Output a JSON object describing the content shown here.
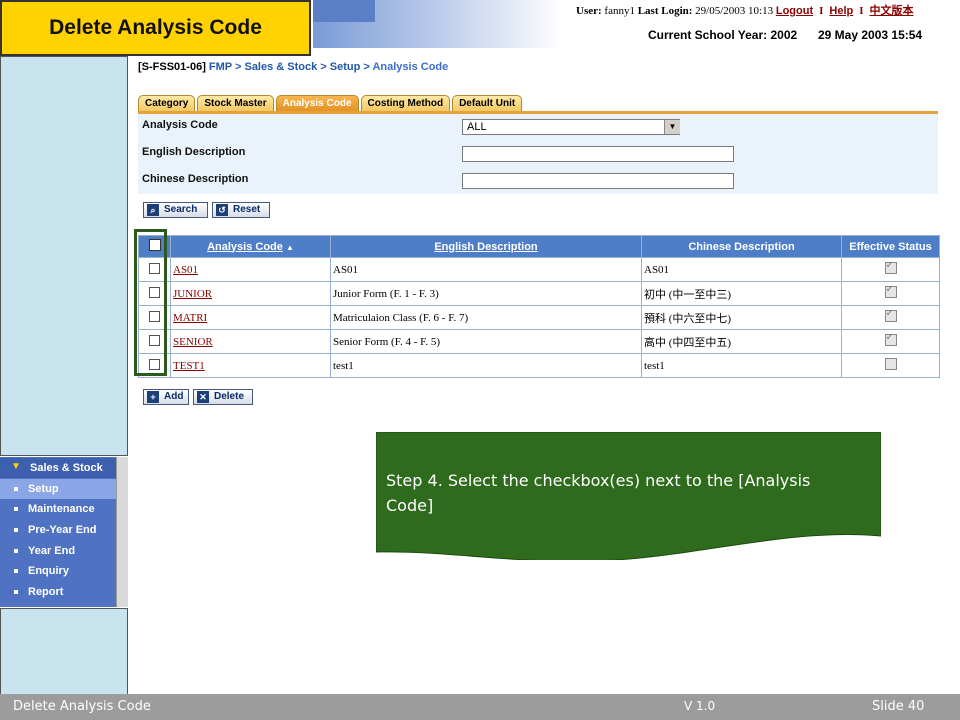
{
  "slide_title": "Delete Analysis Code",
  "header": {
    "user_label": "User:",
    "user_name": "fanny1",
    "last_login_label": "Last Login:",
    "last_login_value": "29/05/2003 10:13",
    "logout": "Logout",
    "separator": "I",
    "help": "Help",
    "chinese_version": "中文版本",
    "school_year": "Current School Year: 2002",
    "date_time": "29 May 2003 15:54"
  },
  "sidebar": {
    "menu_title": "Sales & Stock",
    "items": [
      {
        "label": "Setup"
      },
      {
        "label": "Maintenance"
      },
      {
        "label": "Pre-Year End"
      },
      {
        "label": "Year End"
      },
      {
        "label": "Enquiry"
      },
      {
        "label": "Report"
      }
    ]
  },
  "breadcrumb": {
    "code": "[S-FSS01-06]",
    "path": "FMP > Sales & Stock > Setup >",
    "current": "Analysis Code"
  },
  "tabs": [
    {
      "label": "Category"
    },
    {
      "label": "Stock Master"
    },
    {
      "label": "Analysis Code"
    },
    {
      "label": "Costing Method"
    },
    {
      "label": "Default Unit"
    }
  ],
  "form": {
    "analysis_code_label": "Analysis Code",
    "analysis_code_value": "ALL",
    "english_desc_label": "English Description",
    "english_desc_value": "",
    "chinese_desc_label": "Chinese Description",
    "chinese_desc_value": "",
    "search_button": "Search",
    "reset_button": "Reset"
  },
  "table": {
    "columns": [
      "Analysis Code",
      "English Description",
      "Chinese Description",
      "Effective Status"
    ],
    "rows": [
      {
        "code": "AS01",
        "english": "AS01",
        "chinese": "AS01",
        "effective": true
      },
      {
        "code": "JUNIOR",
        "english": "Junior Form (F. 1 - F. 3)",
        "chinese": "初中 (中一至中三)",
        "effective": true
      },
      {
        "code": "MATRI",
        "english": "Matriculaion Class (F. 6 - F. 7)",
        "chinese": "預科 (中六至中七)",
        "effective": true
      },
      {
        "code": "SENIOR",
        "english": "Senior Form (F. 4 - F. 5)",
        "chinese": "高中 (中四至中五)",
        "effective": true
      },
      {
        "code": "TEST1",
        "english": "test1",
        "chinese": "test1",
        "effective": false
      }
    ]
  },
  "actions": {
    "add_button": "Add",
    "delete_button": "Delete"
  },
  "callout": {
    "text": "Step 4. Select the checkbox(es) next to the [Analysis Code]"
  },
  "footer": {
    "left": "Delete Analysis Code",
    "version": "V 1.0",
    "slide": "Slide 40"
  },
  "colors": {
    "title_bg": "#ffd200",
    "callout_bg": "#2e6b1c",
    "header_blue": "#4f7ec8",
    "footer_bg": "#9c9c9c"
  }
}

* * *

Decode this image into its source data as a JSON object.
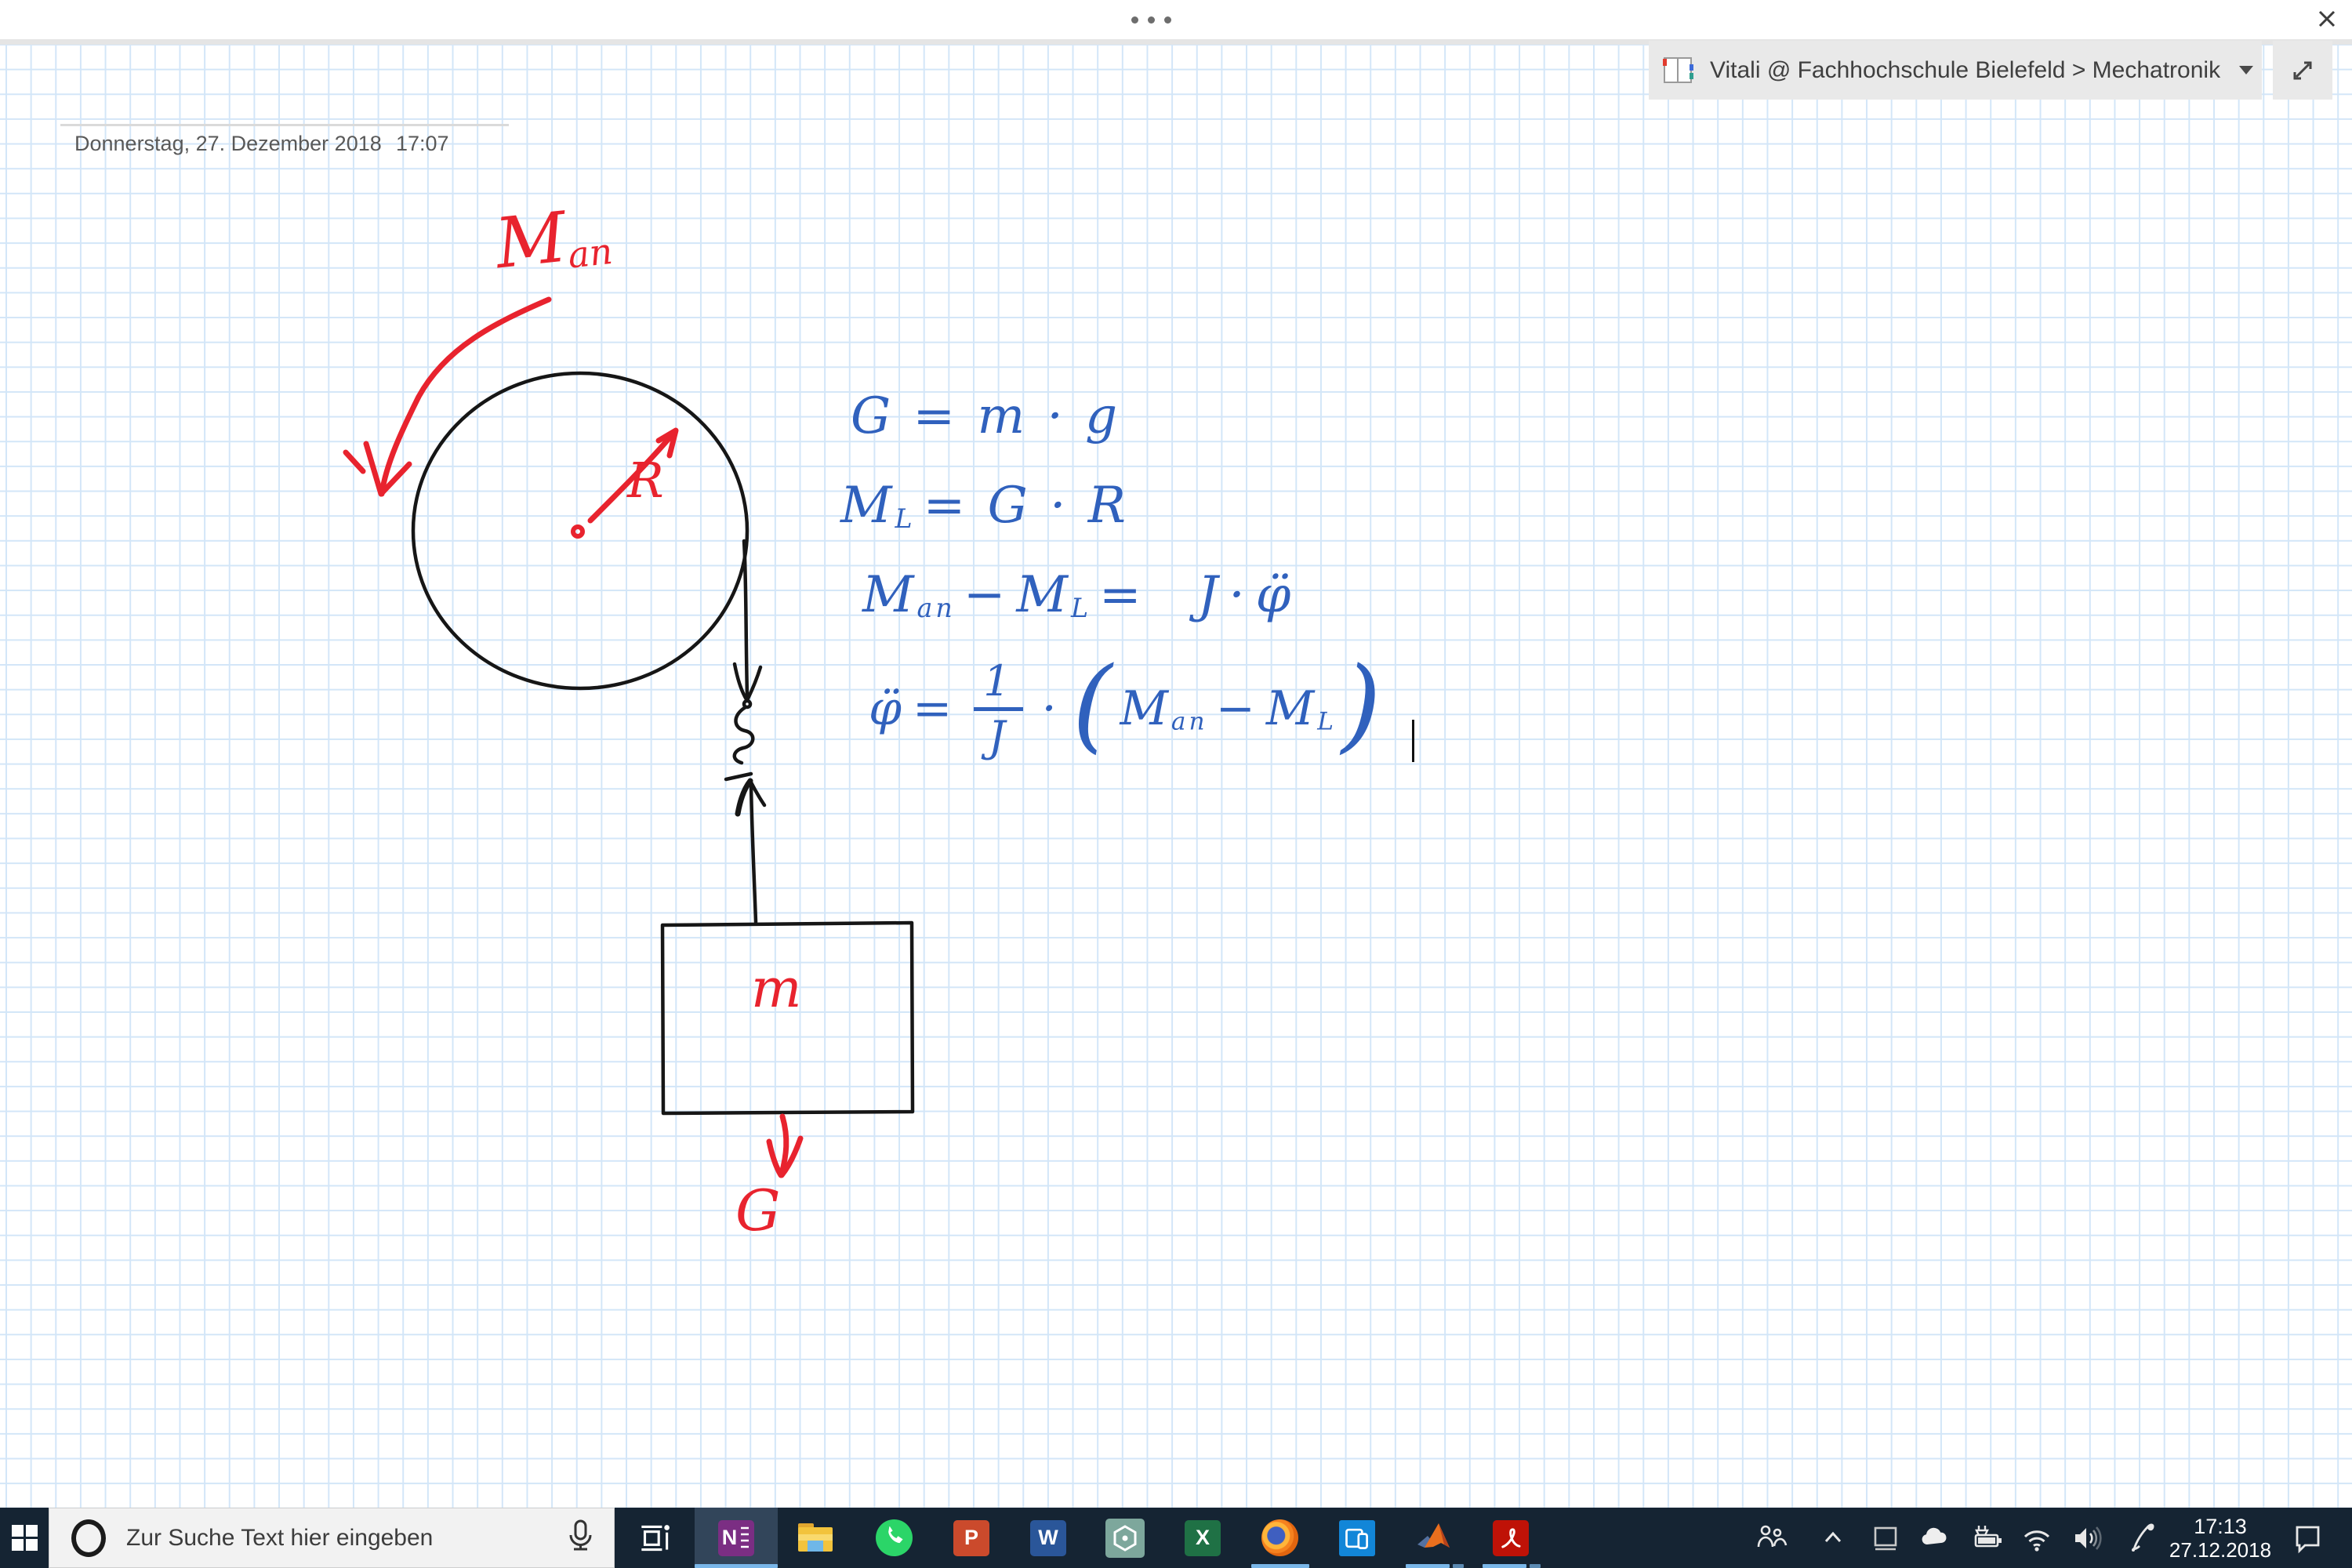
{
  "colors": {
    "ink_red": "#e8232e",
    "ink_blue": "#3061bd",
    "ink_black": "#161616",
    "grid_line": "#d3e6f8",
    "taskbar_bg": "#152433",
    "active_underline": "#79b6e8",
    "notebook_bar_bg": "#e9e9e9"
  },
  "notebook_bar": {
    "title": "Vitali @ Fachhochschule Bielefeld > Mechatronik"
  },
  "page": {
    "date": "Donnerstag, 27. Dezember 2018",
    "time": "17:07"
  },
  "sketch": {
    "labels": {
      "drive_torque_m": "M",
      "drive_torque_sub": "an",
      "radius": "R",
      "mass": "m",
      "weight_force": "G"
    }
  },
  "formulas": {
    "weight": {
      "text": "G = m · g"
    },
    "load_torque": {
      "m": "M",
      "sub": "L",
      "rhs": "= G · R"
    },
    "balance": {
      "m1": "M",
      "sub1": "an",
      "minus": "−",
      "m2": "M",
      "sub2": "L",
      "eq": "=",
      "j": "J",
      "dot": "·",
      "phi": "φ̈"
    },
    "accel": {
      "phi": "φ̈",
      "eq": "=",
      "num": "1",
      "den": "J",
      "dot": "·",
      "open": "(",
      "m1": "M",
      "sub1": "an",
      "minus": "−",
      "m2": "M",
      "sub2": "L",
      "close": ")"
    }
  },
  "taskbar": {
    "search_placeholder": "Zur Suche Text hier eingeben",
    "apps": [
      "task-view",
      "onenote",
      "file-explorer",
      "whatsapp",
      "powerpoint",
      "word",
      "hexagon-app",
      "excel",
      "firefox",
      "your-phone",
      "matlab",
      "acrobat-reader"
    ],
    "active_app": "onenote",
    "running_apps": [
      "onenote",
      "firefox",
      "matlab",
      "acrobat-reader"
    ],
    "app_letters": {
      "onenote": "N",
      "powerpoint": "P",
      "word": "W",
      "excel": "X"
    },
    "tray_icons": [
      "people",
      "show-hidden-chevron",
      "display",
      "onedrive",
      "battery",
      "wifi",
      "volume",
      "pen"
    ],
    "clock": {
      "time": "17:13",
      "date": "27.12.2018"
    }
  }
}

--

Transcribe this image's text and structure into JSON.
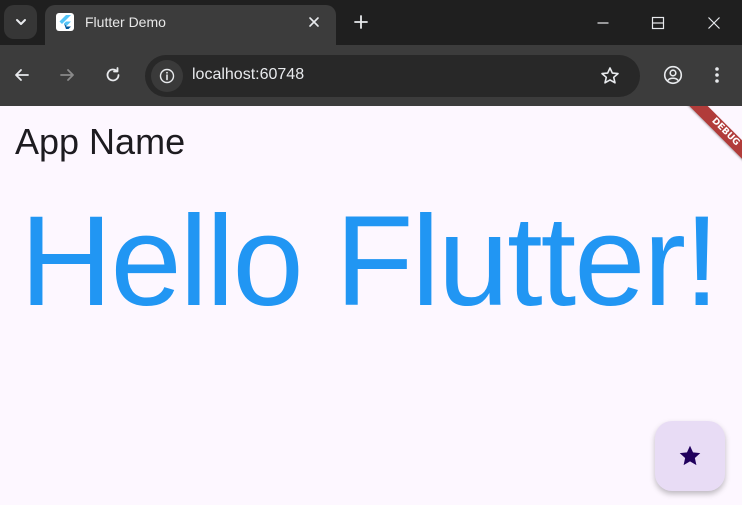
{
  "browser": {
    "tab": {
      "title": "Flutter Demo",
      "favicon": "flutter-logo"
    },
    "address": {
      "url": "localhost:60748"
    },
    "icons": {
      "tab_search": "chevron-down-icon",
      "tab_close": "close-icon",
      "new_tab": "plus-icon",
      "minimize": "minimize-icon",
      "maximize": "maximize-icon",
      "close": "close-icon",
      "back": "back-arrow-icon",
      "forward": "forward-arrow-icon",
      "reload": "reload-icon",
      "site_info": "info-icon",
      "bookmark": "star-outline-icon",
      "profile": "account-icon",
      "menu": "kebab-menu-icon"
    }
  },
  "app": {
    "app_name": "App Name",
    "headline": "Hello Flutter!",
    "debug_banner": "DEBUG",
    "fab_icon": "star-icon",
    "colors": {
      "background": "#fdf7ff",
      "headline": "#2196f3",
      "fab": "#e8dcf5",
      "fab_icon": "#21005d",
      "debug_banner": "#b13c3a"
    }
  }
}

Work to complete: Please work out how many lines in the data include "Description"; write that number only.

Task solution: 4